» EXERCISE OBJECTIVE:
What you give back must match the data exactly, minus the pictures.

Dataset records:

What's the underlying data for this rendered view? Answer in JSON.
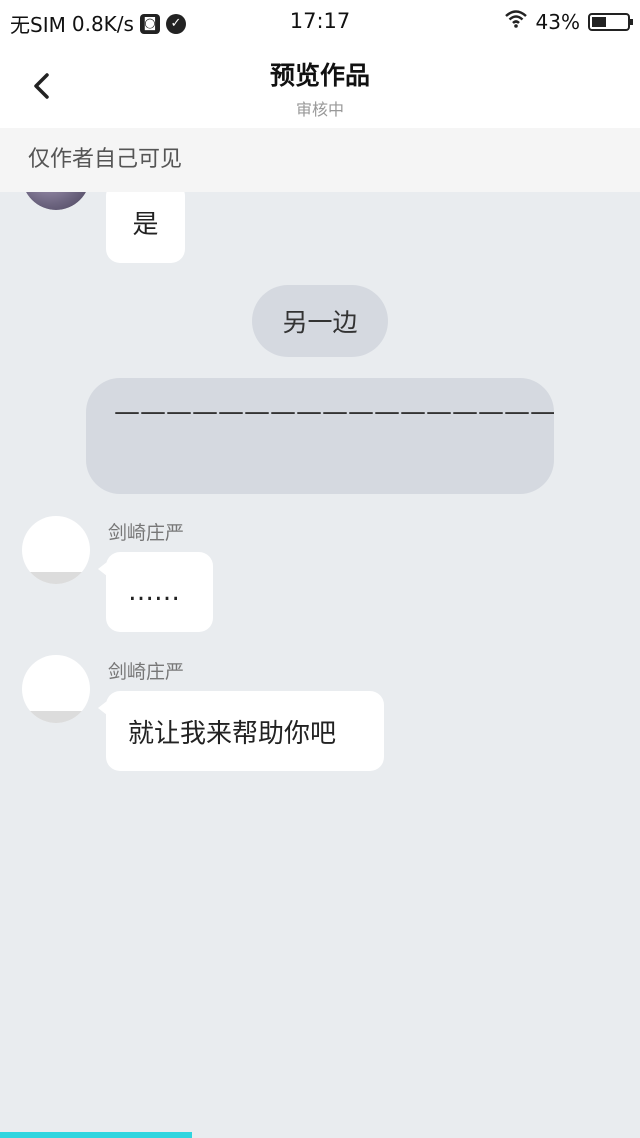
{
  "status_bar": {
    "carrier": "无SIM",
    "speed": "0.8K/s",
    "time": "17:17",
    "battery_percent": "43%",
    "icons": [
      "app-notification-icon",
      "check-circle-icon",
      "wifi-icon",
      "battery-icon"
    ]
  },
  "header": {
    "title": "预览作品",
    "subtitle": "审核中",
    "back_icon": "chevron-left-icon"
  },
  "notice": {
    "text": "仅作者自己可见"
  },
  "messages": [
    {
      "type": "character",
      "text": "是"
    },
    {
      "type": "aside",
      "text": "另一边"
    },
    {
      "type": "aside-box",
      "text": "————————————————————"
    },
    {
      "type": "character",
      "speaker": "剑崎庄严",
      "text": "……"
    },
    {
      "type": "character",
      "speaker": "剑崎庄严",
      "text": "就让我来帮助你吧"
    }
  ],
  "progress": {
    "fraction": 0.3,
    "color": "#2fd5df"
  },
  "colors": {
    "background": "#e9ecef",
    "bubble": "#ffffff",
    "aside": "#d5d9e0"
  }
}
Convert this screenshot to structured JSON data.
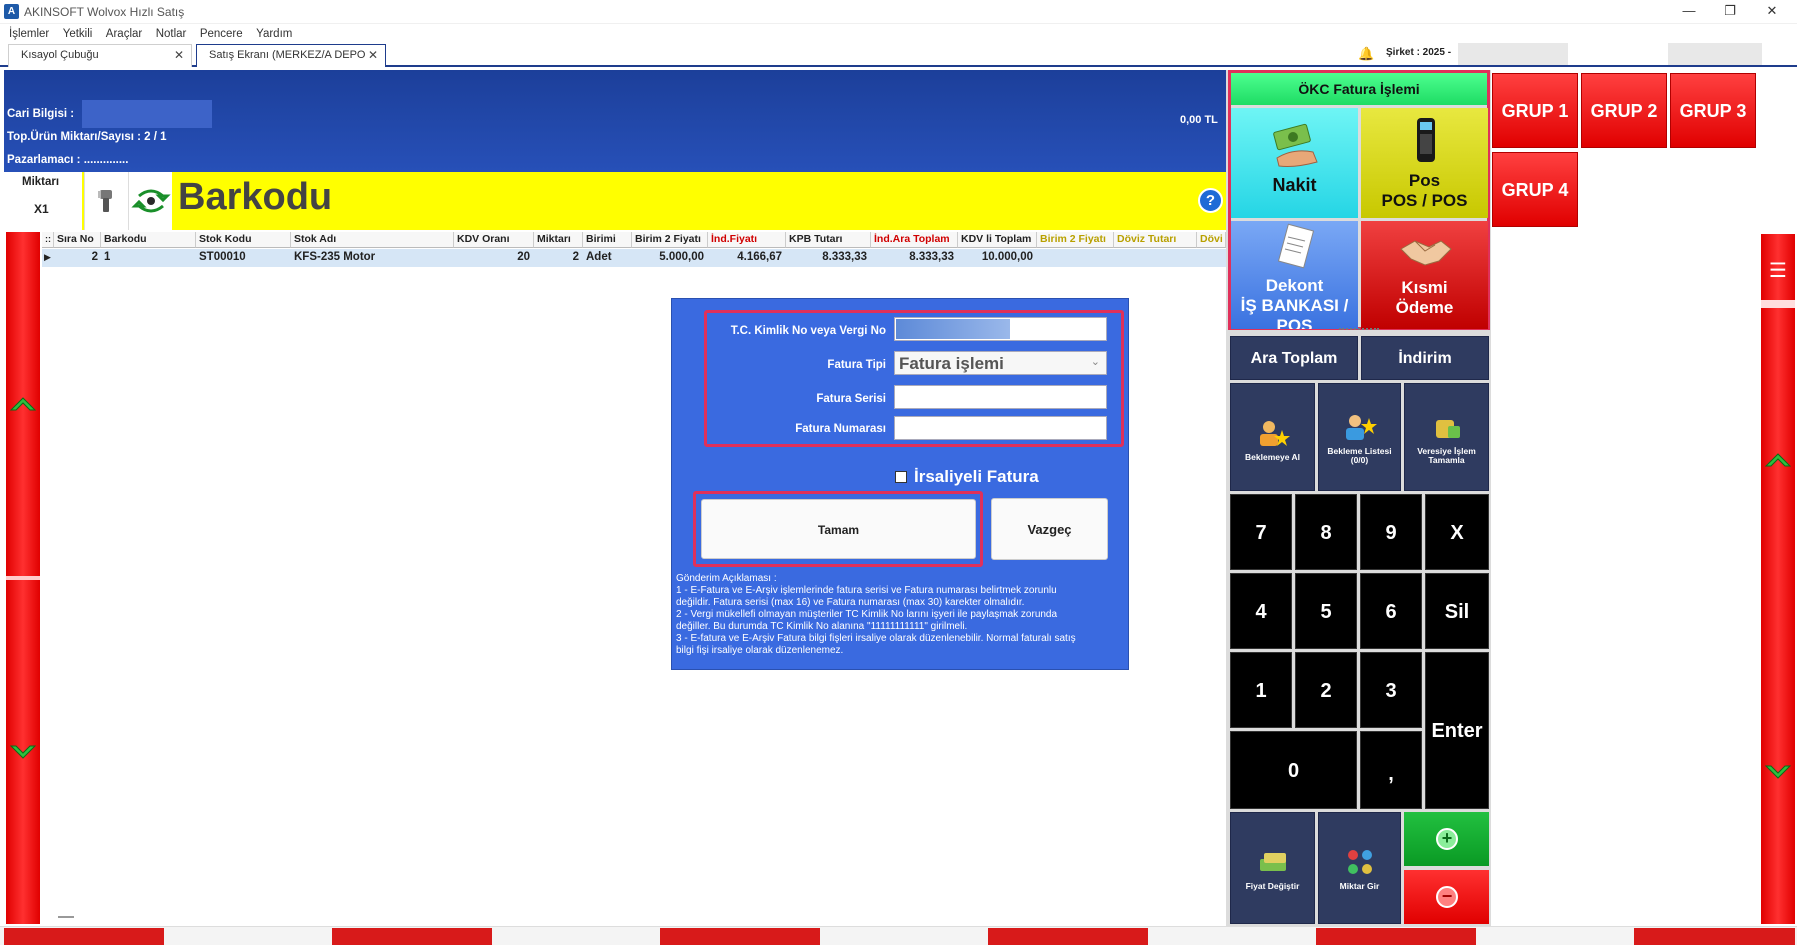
{
  "window": {
    "title": "AKINSOFT Wolvox Hızlı Satış",
    "app_icon": "A",
    "minimize": "—",
    "maximize": "❐",
    "close": "✕"
  },
  "menu": [
    "İşlemler",
    "Yetkili",
    "Araçlar",
    "Notlar",
    "Pencere",
    "Yardım"
  ],
  "tabs": [
    {
      "label": "Kısayol Çubuğu",
      "close": "✕"
    },
    {
      "label": "Satış Ekranı (MERKEZ/A DEPO",
      "close": "✕"
    }
  ],
  "header": {
    "sirket_label": "Şirket : 2025 -"
  },
  "info": {
    "cari_bilgisi": "Cari Bilgisi :",
    "top_urun": "Top.Ürün Miktarı/Sayısı : 2 / 1",
    "pazarlamaci": "Pazarlamacı : ..............",
    "total": "0,00 TL"
  },
  "barcode": {
    "miktar_label": "Miktarı",
    "miktar_value": "X1",
    "title": "Barkodu",
    "help": "?"
  },
  "grid": {
    "headers": [
      "Sıra No",
      "Barkodu",
      "Stok Kodu",
      "Stok Adı",
      "KDV Oranı",
      "Miktarı",
      "Birimi",
      "Birim 2 Fiyatı",
      "İnd.Fiyatı",
      "KPB Tutarı",
      "İnd.Ara Toplam",
      "KDV li Toplam",
      "Birim 2 Fiyatı",
      "Döviz Tutarı",
      "Dövi"
    ],
    "row": {
      "sira": "2",
      "barkod": "1",
      "stok_kodu": "ST00010",
      "stok_adi": "KFS-235 Motor",
      "kdv": "20",
      "miktar": "2",
      "birim": "Adet",
      "birim2": "5.000,00",
      "ind_fiyat": "4.166,67",
      "kpb": "8.333,33",
      "ind_ara": "8.333,33",
      "kdv_toplam": "10.000,00"
    }
  },
  "dialog": {
    "tc_label": "T.C. Kimlik No veya Vergi No",
    "fatura_tipi_label": "Fatura Tipi",
    "fatura_tipi_value": "Fatura işlemi",
    "fatura_serisi_label": "Fatura Serisi",
    "fatura_numarasi_label": "Fatura Numarası",
    "irsaliyeli": "İrsaliyeli Fatura",
    "tamam": "Tamam",
    "vazgec": "Vazgeç",
    "note_title": "Gönderim Açıklaması :",
    "note_lines": [
      "1 - E-Fatura ve E-Arşiv  işlemlerinde fatura serisi ve Fatura numarası belirtmek zorunlu",
      "değildir. Fatura serisi (max 16) ve Fatura numarası (max 30) karekter olmalıdır.",
      "2 - Vergi mükellefi olmayan müşteriler TC Kimlik No larını işyeri ile paylaşmak zorunda",
      "değiller. Bu durumda TC Kimlik No alanına \"11111111111\" girilmeli.",
      "3 - E-fatura ve E-Arşiv Fatura bilgi fişleri irsaliye olarak düzenlenebilir. Normal faturalı satış",
      "bilgi fişi irsaliye olarak düzenlenemez."
    ]
  },
  "payment": {
    "okc": "ÖKC Fatura İşlemi",
    "nakit": "Nakit",
    "pos_line1": "Pos",
    "pos_line2": "POS / POS",
    "dekont_line1": "Dekont",
    "dekont_line2": "İŞ BANKASI /",
    "dekont_line3": "POS",
    "kismi_line1": "Kısmi",
    "kismi_line2": "Ödeme",
    "grup": [
      "GRUP 1",
      "GRUP 2",
      "GRUP 3",
      "GRUP 4"
    ],
    "ara_toplam": "Ara Toplam",
    "indirim": "İndirim",
    "beklemeye_al": "Beklemeye Al",
    "bekleme_listesi": "Bekleme Listesi (0/0)",
    "veresiye": "Veresiye İşlem Tamamla",
    "keys": [
      "7",
      "8",
      "9",
      "X",
      "4",
      "5",
      "6",
      "Sil",
      "1",
      "2",
      "3",
      "0",
      ",",
      "Enter"
    ],
    "fiyat_degistir": "Fiyat Değiştir",
    "miktar_gir": "Miktar Gir",
    "plus": "+",
    "minus": "−"
  },
  "colors": {
    "navy": "#1e3c8c",
    "yellow": "#ffff00",
    "red": "#e00000",
    "green": "#00a020",
    "dialog_blue": "#3a6ae0"
  }
}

» WRITTEN ANSWER:
What's the underlying data for this rendered view? Answer in JSON.
{
  "status_bar": {
    "carrier": "无SIM",
    "speed": "0.8K/s",
    "time": "17:17",
    "battery_percent": "43%",
    "icons": [
      "app-notification-icon",
      "check-circle-icon",
      "wifi-icon",
      "battery-icon"
    ]
  },
  "header": {
    "title": "预览作品",
    "subtitle": "审核中",
    "back_icon": "chevron-left-icon"
  },
  "notice": {
    "text": "仅作者自己可见"
  },
  "messages": [
    {
      "type": "character",
      "text": "是"
    },
    {
      "type": "aside",
      "text": "另一边"
    },
    {
      "type": "aside-box",
      "text": "————————————————————"
    },
    {
      "type": "character",
      "speaker": "剑崎庄严",
      "text": "……"
    },
    {
      "type": "character",
      "speaker": "剑崎庄严",
      "text": "就让我来帮助你吧"
    }
  ],
  "progress": {
    "fraction": 0.3,
    "color": "#2fd5df"
  },
  "colors": {
    "background": "#e9ecef",
    "bubble": "#ffffff",
    "aside": "#d5d9e0"
  }
}
Convert this screenshot to structured JSON data.
{
  "window": {
    "title": "AKINSOFT Wolvox Hızlı Satış",
    "app_icon": "A",
    "minimize": "—",
    "maximize": "❐",
    "close": "✕"
  },
  "menu": [
    "İşlemler",
    "Yetkili",
    "Araçlar",
    "Notlar",
    "Pencere",
    "Yardım"
  ],
  "tabs": [
    {
      "label": "Kısayol Çubuğu",
      "close": "✕"
    },
    {
      "label": "Satış Ekranı (MERKEZ/A DEPO",
      "close": "✕"
    }
  ],
  "header": {
    "sirket_label": "Şirket : 2025 -"
  },
  "info": {
    "cari_bilgisi": "Cari Bilgisi :",
    "top_urun": "Top.Ürün Miktarı/Sayısı : 2 / 1",
    "pazarlamaci": "Pazarlamacı : ..............",
    "total": "0,00 TL"
  },
  "barcode": {
    "miktar_label": "Miktarı",
    "miktar_value": "X1",
    "title": "Barkodu",
    "help": "?"
  },
  "grid": {
    "headers": [
      "Sıra No",
      "Barkodu",
      "Stok Kodu",
      "Stok Adı",
      "KDV Oranı",
      "Miktarı",
      "Birimi",
      "Birim 2 Fiyatı",
      "İnd.Fiyatı",
      "KPB Tutarı",
      "İnd.Ara Toplam",
      "KDV li Toplam",
      "Birim 2 Fiyatı",
      "Döviz Tutarı",
      "Dövi"
    ],
    "row": {
      "sira": "2",
      "barkod": "1",
      "stok_kodu": "ST00010",
      "stok_adi": "KFS-235 Motor",
      "kdv": "20",
      "miktar": "2",
      "birim": "Adet",
      "birim2": "5.000,00",
      "ind_fiyat": "4.166,67",
      "kpb": "8.333,33",
      "ind_ara": "8.333,33",
      "kdv_toplam": "10.000,00"
    }
  },
  "dialog": {
    "tc_label": "T.C. Kimlik No veya Vergi No",
    "fatura_tipi_label": "Fatura Tipi",
    "fatura_tipi_value": "Fatura işlemi",
    "fatura_serisi_label": "Fatura Serisi",
    "fatura_numarasi_label": "Fatura Numarası",
    "irsaliyeli": "İrsaliyeli Fatura",
    "tamam": "Tamam",
    "vazgec": "Vazgeç",
    "note_title": "Gönderim Açıklaması :",
    "note_lines": [
      "1 - E-Fatura ve E-Arşiv  işlemlerinde fatura serisi ve Fatura numarası belirtmek zorunlu",
      "değildir. Fatura serisi (max 16) ve Fatura numarası (max 30) karekter olmalıdır.",
      "2 - Vergi mükellefi olmayan müşteriler TC Kimlik No larını işyeri ile paylaşmak zorunda",
      "değiller. Bu durumda TC Kimlik No alanına \"11111111111\" girilmeli.",
      "3 - E-fatura ve E-Arşiv Fatura bilgi fişleri irsaliye olarak düzenlenebilir. Normal faturalı satış",
      "bilgi fişi irsaliye olarak düzenlenemez."
    ]
  },
  "payment": {
    "okc": "ÖKC Fatura İşlemi",
    "nakit": "Nakit",
    "pos_line1": "Pos",
    "pos_line2": "POS / POS",
    "dekont_line1": "Dekont",
    "dekont_line2": "İŞ BANKASI /",
    "dekont_line3": "POS",
    "kismi_line1": "Kısmi",
    "kismi_line2": "Ödeme",
    "grup": [
      "GRUP 1",
      "GRUP 2",
      "GRUP 3",
      "GRUP 4"
    ],
    "ara_toplam": "Ara Toplam",
    "indirim": "İndirim",
    "beklemeye_al": "Beklemeye Al",
    "bekleme_listesi": "Bekleme Listesi (0/0)",
    "veresiye": "Veresiye İşlem Tamamla",
    "keys": [
      "7",
      "8",
      "9",
      "X",
      "4",
      "5",
      "6",
      "Sil",
      "1",
      "2",
      "3",
      "0",
      ",",
      "Enter"
    ],
    "fiyat_degistir": "Fiyat Değiştir",
    "miktar_gir": "Miktar Gir",
    "plus": "+",
    "minus": "−"
  },
  "colors": {
    "navy": "#1e3c8c",
    "yellow": "#ffff00",
    "red": "#e00000",
    "green": "#00a020",
    "dialog_blue": "#3a6ae0"
  }
}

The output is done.